The past decade has seen an incredible increase in public interest in technological security, and now the RAVEN has been at the center of a discussion of security in surgical robotics. Researchers at the University of Washington BioRobotics Lab have released a paper detailing their results from a “hacking” experiment, showing that without proper network security a surgeon could have control taken or augmented. The research team, led by PhD candidates Tamara Bonaci and Jeffrey Herron and Professor Howard Chizeck, demonstrated several ways in which hijackers could potentially interfere or take control during safety-critical telerobotic operations.
Of note, however, is that this experiment has not uncovered any security flaws in robots used for human operations. Rather, the research was performed with the RAVEN robot, which is a perfect platform for uncovering theoretical safety concerns without putting any life at risk. The RAVEN’s open source code was not the focus of this study, but rather the communication system that it employs. The RAVEN’s open source code allows these researchers and others to freely discover and fix any flaws on their own and these fixes can be tested and approved before distributing to other robots.

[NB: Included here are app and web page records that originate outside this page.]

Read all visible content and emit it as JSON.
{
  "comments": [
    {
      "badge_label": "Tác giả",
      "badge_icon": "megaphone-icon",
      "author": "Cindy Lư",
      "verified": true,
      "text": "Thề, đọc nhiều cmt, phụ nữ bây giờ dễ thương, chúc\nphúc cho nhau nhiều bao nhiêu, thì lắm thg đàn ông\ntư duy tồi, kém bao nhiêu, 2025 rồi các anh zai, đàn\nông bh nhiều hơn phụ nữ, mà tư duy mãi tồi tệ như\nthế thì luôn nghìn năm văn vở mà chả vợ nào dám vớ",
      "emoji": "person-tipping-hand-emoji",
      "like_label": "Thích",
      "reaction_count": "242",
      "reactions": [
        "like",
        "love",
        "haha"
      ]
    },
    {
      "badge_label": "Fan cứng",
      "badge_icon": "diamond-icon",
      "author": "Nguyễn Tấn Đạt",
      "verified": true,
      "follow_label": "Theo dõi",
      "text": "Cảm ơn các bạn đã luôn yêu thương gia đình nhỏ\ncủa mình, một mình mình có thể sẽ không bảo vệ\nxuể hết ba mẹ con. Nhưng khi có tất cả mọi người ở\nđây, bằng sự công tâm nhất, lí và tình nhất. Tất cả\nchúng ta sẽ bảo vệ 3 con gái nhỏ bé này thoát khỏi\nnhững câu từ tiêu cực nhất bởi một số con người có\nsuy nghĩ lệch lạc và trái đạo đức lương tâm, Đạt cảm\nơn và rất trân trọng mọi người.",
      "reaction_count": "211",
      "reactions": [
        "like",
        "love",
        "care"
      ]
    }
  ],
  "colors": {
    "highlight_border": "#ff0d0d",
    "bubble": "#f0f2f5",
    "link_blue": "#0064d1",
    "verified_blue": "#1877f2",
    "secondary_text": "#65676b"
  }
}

For more information about the RAVEN or RAVEN research, please feel free to contact us at info (at) applieddexterity. The original paper and several articles can be found at these links: